*** DATASET RECORDS Section Begins ***

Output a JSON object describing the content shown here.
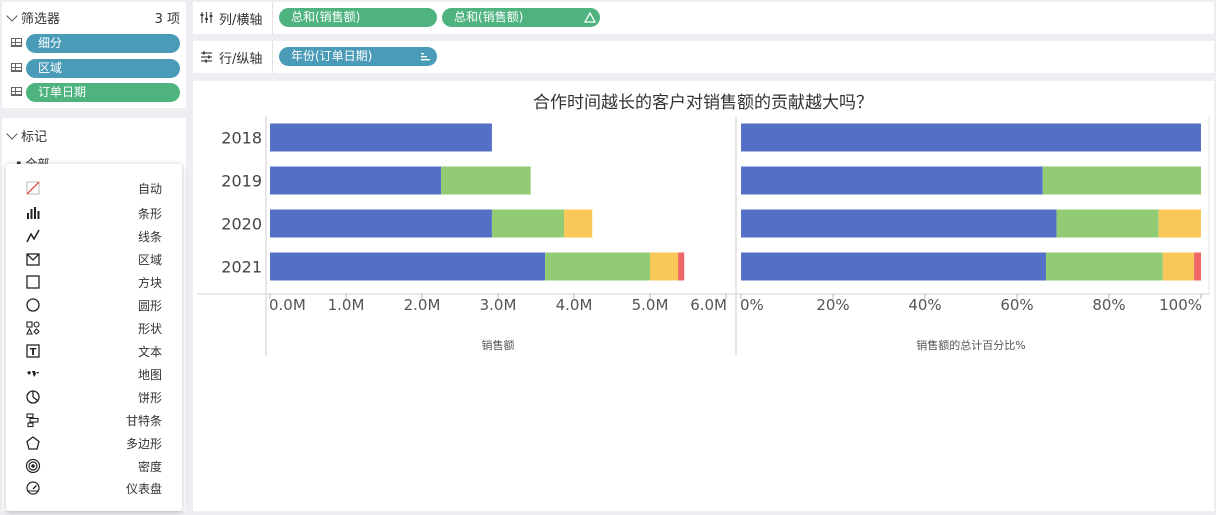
{
  "filters": {
    "title": "筛选器",
    "count": "3 项",
    "items": [
      {
        "label": "细分",
        "color": "#4a9bb7"
      },
      {
        "label": "区域",
        "color": "#4a9bb7"
      },
      {
        "label": "订单日期",
        "color": "#4eb37f"
      }
    ]
  },
  "marks": {
    "title": "标记",
    "all_label": "全部",
    "menu": [
      {
        "label": "自动",
        "icon": "auto-icon"
      },
      {
        "label": "条形",
        "icon": "bar-icon"
      },
      {
        "label": "线条",
        "icon": "line-icon"
      },
      {
        "label": "区域",
        "icon": "area-icon"
      },
      {
        "label": "方块",
        "icon": "square-icon"
      },
      {
        "label": "圆形",
        "icon": "circle-icon"
      },
      {
        "label": "形状",
        "icon": "shape-icon"
      },
      {
        "label": "文本",
        "icon": "text-icon"
      },
      {
        "label": "地图",
        "icon": "map-icon"
      },
      {
        "label": "饼形",
        "icon": "pie-icon"
      },
      {
        "label": "甘特条",
        "icon": "gantt-icon"
      },
      {
        "label": "多边形",
        "icon": "polygon-icon"
      },
      {
        "label": "密度",
        "icon": "density-icon"
      },
      {
        "label": "仪表盘",
        "icon": "gauge-icon"
      }
    ]
  },
  "columns_shelf": {
    "label": "列/横轴",
    "pills": [
      {
        "label": "总和(销售额)",
        "color": "#4eb37f"
      },
      {
        "label": "总和(销售额)",
        "color": "#4eb37f",
        "has_delta": true
      }
    ]
  },
  "rows_shelf": {
    "label": "行/纵轴",
    "pills": [
      {
        "label": "年份(订单日期)",
        "color": "#4a9bb7"
      }
    ]
  },
  "chart_data": [
    {
      "type": "bar",
      "orientation": "horizontal",
      "stacked": true,
      "title": "合作时间越长的客户对销售额的贡献越大吗？",
      "categories": [
        "2018",
        "2019",
        "2020",
        "2021"
      ],
      "series": [
        {
          "color": "#5470c6",
          "values": [
            2.92,
            2.25,
            2.92,
            3.62
          ]
        },
        {
          "color": "#91cc75",
          "values": [
            0,
            1.18,
            0.95,
            1.38
          ]
        },
        {
          "color": "#fac858",
          "values": [
            0,
            0,
            0.37,
            0.37
          ]
        },
        {
          "color": "#ee6666",
          "values": [
            0,
            0,
            0,
            0.08
          ]
        }
      ],
      "xlabel": "销售额",
      "xlim": [
        0,
        6
      ],
      "xticks": [
        "0.0M",
        "1.0M",
        "2.0M",
        "3.0M",
        "4.0M",
        "5.0M",
        "6.0M"
      ],
      "grid": false
    },
    {
      "type": "bar",
      "orientation": "horizontal",
      "stacked": true,
      "categories": [
        "2018",
        "2019",
        "2020",
        "2021"
      ],
      "series": [
        {
          "color": "#5470c6",
          "values": [
            100,
            65.6,
            68.6,
            66.3
          ]
        },
        {
          "color": "#91cc75",
          "values": [
            0,
            34.4,
            22.2,
            25.4
          ]
        },
        {
          "color": "#fac858",
          "values": [
            0,
            0,
            9.2,
            6.8
          ]
        },
        {
          "color": "#ee6666",
          "values": [
            0,
            0,
            0,
            1.5
          ]
        }
      ],
      "xlabel": "销售额的总计百分比%",
      "xlim": [
        0,
        100
      ],
      "xticks": [
        "0%",
        "20%",
        "40%",
        "60%",
        "80%",
        "100%"
      ],
      "grid": false
    }
  ]
}
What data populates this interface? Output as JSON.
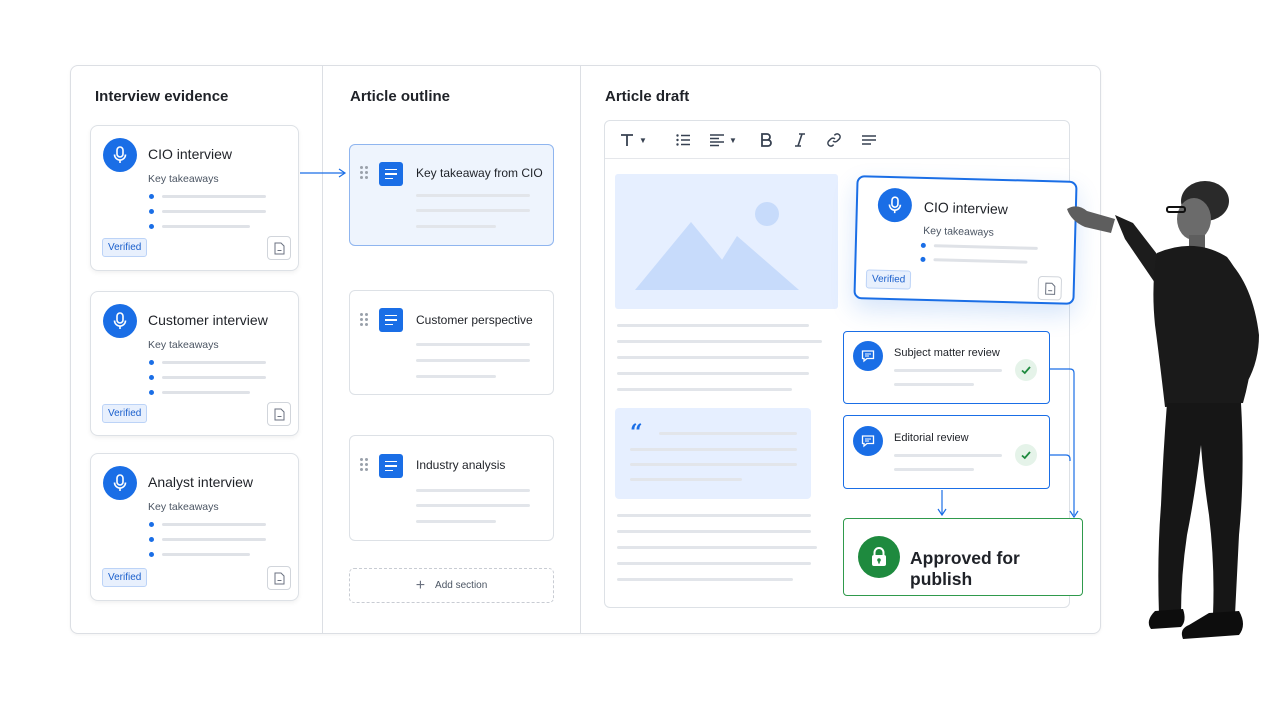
{
  "columns": {
    "evidence_title": "Interview evidence",
    "outline_title": "Article outline",
    "draft_title": "Article draft"
  },
  "evidence_cards": [
    {
      "title": "CIO interview",
      "subtitle": "Key takeaways",
      "badge": "Verified"
    },
    {
      "title": "Customer interview",
      "subtitle": "Key takeaways",
      "badge": "Verified"
    },
    {
      "title": "Analyst interview",
      "subtitle": "Key takeaways",
      "badge": "Verified"
    }
  ],
  "outline_sections": [
    {
      "title": "Key takeaway from CIO",
      "active": true
    },
    {
      "title": "Customer perspective",
      "active": false
    },
    {
      "title": "Industry analysis",
      "active": false
    }
  ],
  "add_section_label": "Add section",
  "toolbar": {
    "icons": [
      "text-style-icon",
      "bullet-list-icon",
      "align-icon",
      "bold-icon",
      "italic-icon",
      "link-icon",
      "paragraph-icon"
    ]
  },
  "draft": {
    "floating_card": {
      "title": "CIO interview",
      "subtitle": "Key takeaways",
      "badge": "Verified"
    },
    "quote_glyph": "“",
    "reviews": [
      {
        "title": "Subject matter review",
        "status": "approved"
      },
      {
        "title": "Editorial review",
        "status": "approved"
      }
    ],
    "approved_label": "Approved for publish"
  },
  "colors": {
    "accent": "#1a6ee6",
    "success": "#1e8a3e",
    "placeholder_fill": "#e6efff"
  }
}
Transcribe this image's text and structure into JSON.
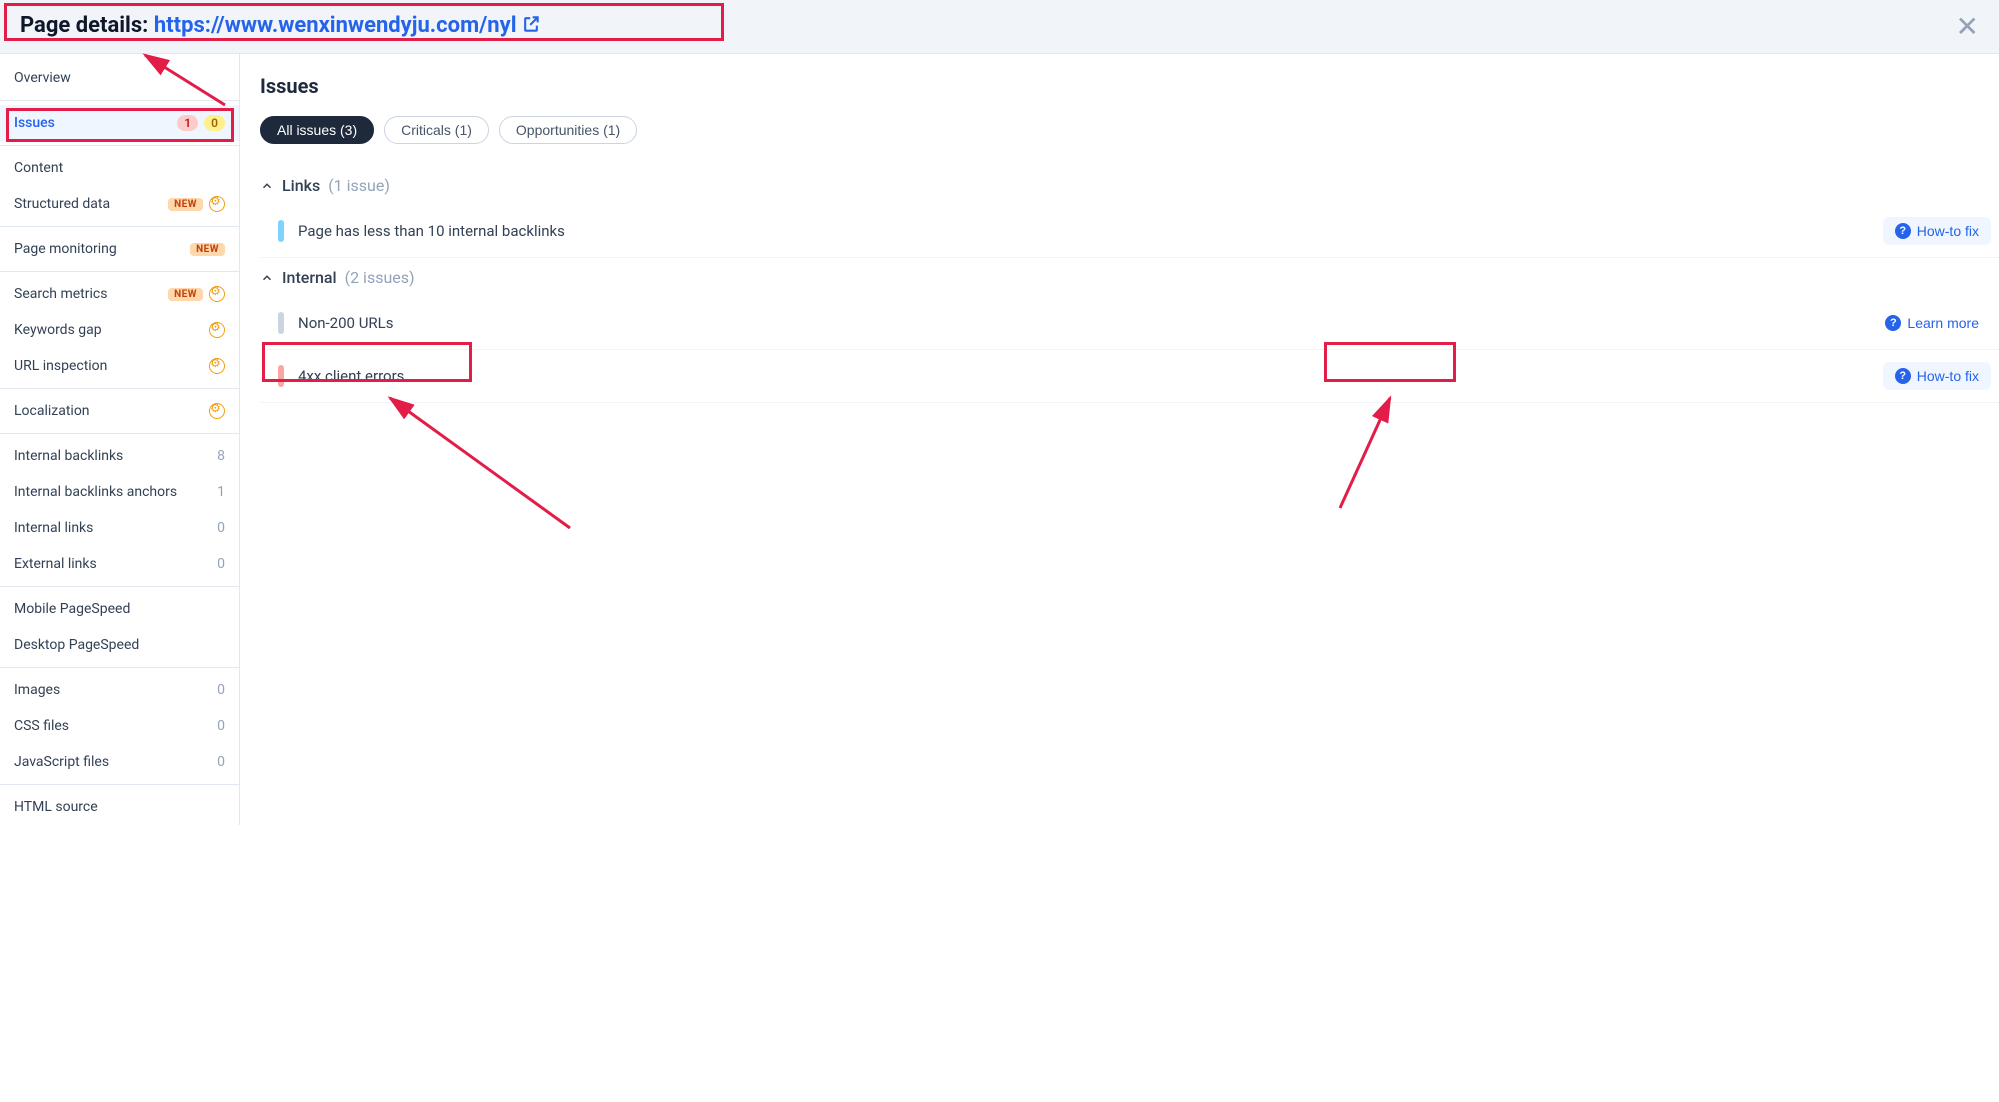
{
  "header": {
    "title_prefix": "Page details: ",
    "url": "https://www.wenxinwendyju.com/nyl"
  },
  "sidebar": {
    "overview": "Overview",
    "issues": {
      "label": "Issues",
      "critical_count": "1",
      "warning_count": "0"
    },
    "content": "Content",
    "structured_data": {
      "label": "Structured data",
      "new": "NEW"
    },
    "page_monitoring": {
      "label": "Page monitoring",
      "new": "NEW"
    },
    "search_metrics": {
      "label": "Search metrics",
      "new": "NEW"
    },
    "keywords_gap": "Keywords gap",
    "url_inspection": "URL inspection",
    "localization": "Localization",
    "internal_backlinks": {
      "label": "Internal backlinks",
      "count": "8"
    },
    "internal_backlinks_anchors": {
      "label": "Internal backlinks anchors",
      "count": "1"
    },
    "internal_links": {
      "label": "Internal links",
      "count": "0"
    },
    "external_links": {
      "label": "External links",
      "count": "0"
    },
    "mobile_pagespeed": "Mobile PageSpeed",
    "desktop_pagespeed": "Desktop PageSpeed",
    "images": {
      "label": "Images",
      "count": "0"
    },
    "css_files": {
      "label": "CSS files",
      "count": "0"
    },
    "javascript_files": {
      "label": "JavaScript files",
      "count": "0"
    },
    "html_source": "HTML source"
  },
  "main": {
    "title": "Issues",
    "tabs": {
      "all": "All issues (3)",
      "criticals": "Criticals (1)",
      "opportunities": "Opportunities (1)"
    },
    "sections": {
      "links": {
        "title": "Links",
        "count": "(1 issue)"
      },
      "internal": {
        "title": "Internal",
        "count": "(2 issues)"
      }
    },
    "issues": {
      "less_backlinks": "Page has less than 10 internal backlinks",
      "non_200": "Non-200 URLs",
      "client_errors": "4xx client errors"
    },
    "buttons": {
      "how_to_fix": "How-to fix",
      "learn_more": "Learn more"
    }
  }
}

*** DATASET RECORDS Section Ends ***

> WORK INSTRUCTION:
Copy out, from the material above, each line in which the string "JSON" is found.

> WRITTEN SOLUTION:
Output a JSON object describing the content shown here.
What data populates this interface? Output as JSON.
Transcribe this image's text and structure into JSON.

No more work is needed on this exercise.